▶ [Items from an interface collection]
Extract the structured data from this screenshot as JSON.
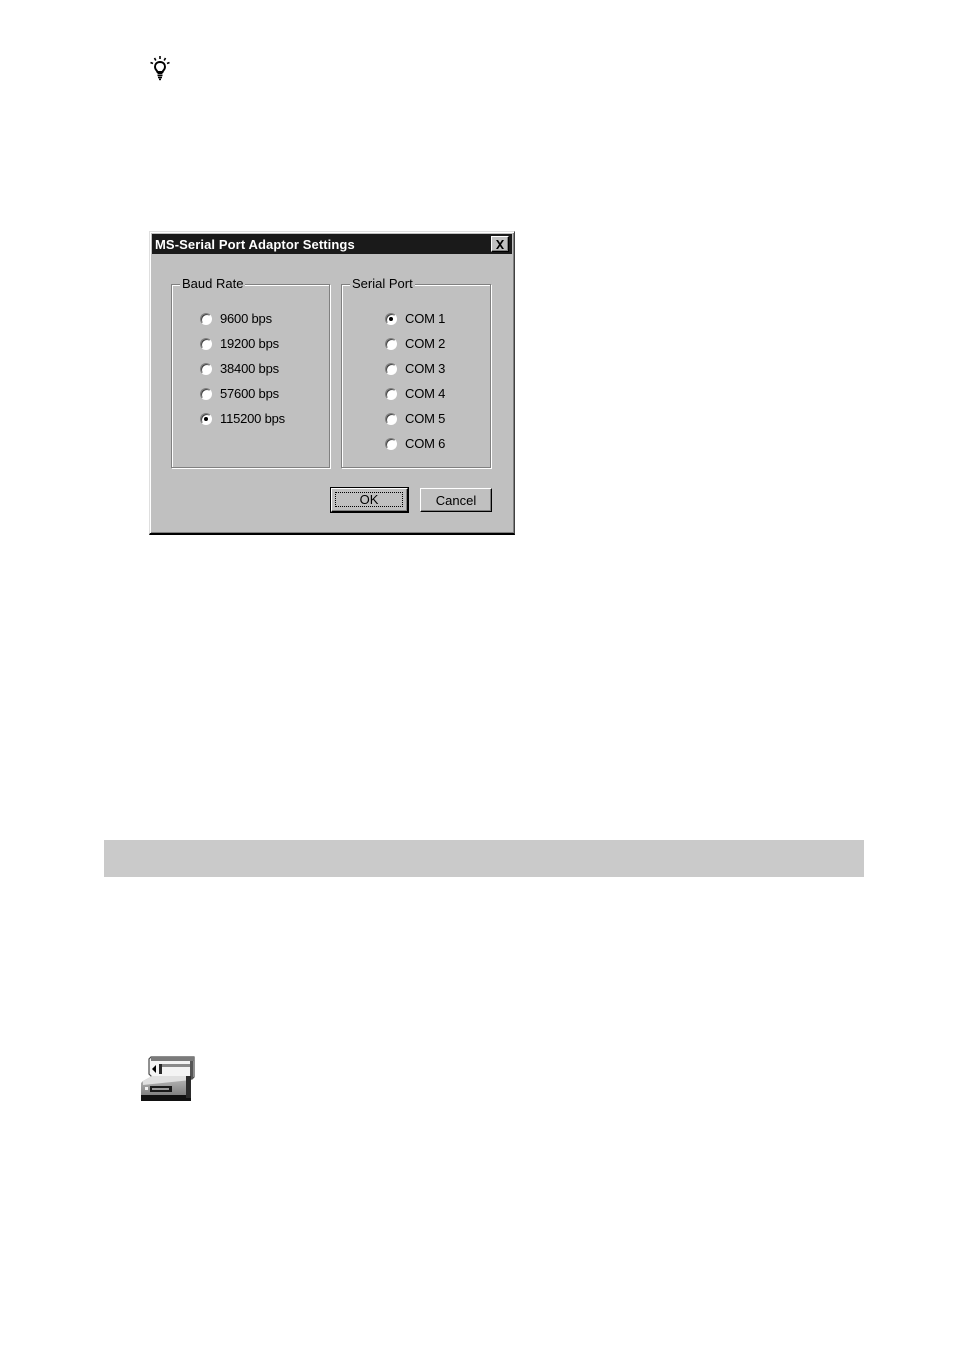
{
  "page": {
    "tip_icon": "lightbulb-tip-icon",
    "section_bar_color": "#cacaca",
    "adaptor_icon": "memory-stick-adaptor-icon"
  },
  "dialog": {
    "title": "MS-Serial Port Adaptor Settings",
    "close_icon": "close-icon",
    "titlebar_color": "#1a1a1a",
    "face_color": "#c0c0c0",
    "baud_rate": {
      "legend": "Baud Rate",
      "options": [
        {
          "label": "9600 bps",
          "selected": false
        },
        {
          "label": "19200 bps",
          "selected": false
        },
        {
          "label": "38400 bps",
          "selected": false
        },
        {
          "label": "57600 bps",
          "selected": false
        },
        {
          "label": "115200 bps",
          "selected": true
        }
      ]
    },
    "serial_port": {
      "legend": "Serial Port",
      "options": [
        {
          "label": "COM 1",
          "selected": true
        },
        {
          "label": "COM 2",
          "selected": false
        },
        {
          "label": "COM 3",
          "selected": false
        },
        {
          "label": "COM 4",
          "selected": false
        },
        {
          "label": "COM 5",
          "selected": false
        },
        {
          "label": "COM 6",
          "selected": false
        }
      ]
    },
    "buttons": {
      "ok": "OK",
      "cancel": "Cancel"
    }
  }
}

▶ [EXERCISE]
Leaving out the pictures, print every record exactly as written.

▶ [EXPECTED ANSWER]
Extract the structured data from this screenshot as JSON.
{
  "page": {
    "tip_icon": "lightbulb-tip-icon",
    "section_bar_color": "#cacaca",
    "adaptor_icon": "memory-stick-adaptor-icon"
  },
  "dialog": {
    "title": "MS-Serial Port Adaptor Settings",
    "close_icon": "close-icon",
    "titlebar_color": "#1a1a1a",
    "face_color": "#c0c0c0",
    "baud_rate": {
      "legend": "Baud Rate",
      "options": [
        {
          "label": "9600 bps",
          "selected": false
        },
        {
          "label": "19200 bps",
          "selected": false
        },
        {
          "label": "38400 bps",
          "selected": false
        },
        {
          "label": "57600 bps",
          "selected": false
        },
        {
          "label": "115200 bps",
          "selected": true
        }
      ]
    },
    "serial_port": {
      "legend": "Serial Port",
      "options": [
        {
          "label": "COM 1",
          "selected": true
        },
        {
          "label": "COM 2",
          "selected": false
        },
        {
          "label": "COM 3",
          "selected": false
        },
        {
          "label": "COM 4",
          "selected": false
        },
        {
          "label": "COM 5",
          "selected": false
        },
        {
          "label": "COM 6",
          "selected": false
        }
      ]
    },
    "buttons": {
      "ok": "OK",
      "cancel": "Cancel"
    }
  }
}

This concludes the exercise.